Data records for software interfaces
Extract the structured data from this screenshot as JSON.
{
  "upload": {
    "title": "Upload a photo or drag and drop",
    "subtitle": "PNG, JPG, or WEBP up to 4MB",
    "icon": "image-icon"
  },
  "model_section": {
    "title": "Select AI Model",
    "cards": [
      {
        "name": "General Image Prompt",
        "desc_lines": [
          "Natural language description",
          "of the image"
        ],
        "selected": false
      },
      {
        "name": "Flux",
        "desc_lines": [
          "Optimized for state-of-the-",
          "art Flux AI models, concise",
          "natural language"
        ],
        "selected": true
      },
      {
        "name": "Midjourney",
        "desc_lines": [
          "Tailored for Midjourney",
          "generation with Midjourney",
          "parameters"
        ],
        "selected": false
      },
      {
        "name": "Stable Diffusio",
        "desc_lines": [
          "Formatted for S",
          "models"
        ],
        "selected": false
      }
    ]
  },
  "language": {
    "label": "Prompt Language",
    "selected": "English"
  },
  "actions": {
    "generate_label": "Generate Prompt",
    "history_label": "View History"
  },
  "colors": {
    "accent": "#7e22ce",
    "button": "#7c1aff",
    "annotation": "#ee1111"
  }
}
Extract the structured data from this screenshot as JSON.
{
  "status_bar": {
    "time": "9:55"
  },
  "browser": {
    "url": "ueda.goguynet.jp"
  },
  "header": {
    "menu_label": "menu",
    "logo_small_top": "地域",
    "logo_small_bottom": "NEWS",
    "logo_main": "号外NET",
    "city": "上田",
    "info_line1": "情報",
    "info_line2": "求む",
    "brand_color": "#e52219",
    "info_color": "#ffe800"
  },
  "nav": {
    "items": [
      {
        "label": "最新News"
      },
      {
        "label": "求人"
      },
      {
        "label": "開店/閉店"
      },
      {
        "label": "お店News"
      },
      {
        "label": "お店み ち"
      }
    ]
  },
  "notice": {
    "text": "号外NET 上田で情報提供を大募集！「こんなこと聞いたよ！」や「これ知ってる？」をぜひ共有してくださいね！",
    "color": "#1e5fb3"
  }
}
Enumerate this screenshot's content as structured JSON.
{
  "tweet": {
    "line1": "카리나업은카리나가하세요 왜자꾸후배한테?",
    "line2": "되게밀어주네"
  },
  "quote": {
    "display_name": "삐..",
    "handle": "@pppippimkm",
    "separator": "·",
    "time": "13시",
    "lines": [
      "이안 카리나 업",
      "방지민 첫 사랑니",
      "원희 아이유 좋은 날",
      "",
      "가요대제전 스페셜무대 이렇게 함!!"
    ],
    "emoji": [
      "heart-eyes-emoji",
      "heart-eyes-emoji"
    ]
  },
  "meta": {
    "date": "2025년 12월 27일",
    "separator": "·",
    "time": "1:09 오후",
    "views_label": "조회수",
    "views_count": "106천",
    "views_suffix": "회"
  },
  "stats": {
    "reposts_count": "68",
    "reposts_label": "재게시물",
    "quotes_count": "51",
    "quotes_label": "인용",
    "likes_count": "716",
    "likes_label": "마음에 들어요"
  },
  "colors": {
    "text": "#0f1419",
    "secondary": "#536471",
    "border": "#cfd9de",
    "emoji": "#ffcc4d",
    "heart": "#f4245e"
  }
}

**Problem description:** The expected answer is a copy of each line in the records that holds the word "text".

**Response to the task:**
    "text": "号外NET 上田で情報提供を大募集！「こんなこと聞いたよ！」や「これ知ってる？」をぜひ共有してくださいね！",
    "text": "#0f1419",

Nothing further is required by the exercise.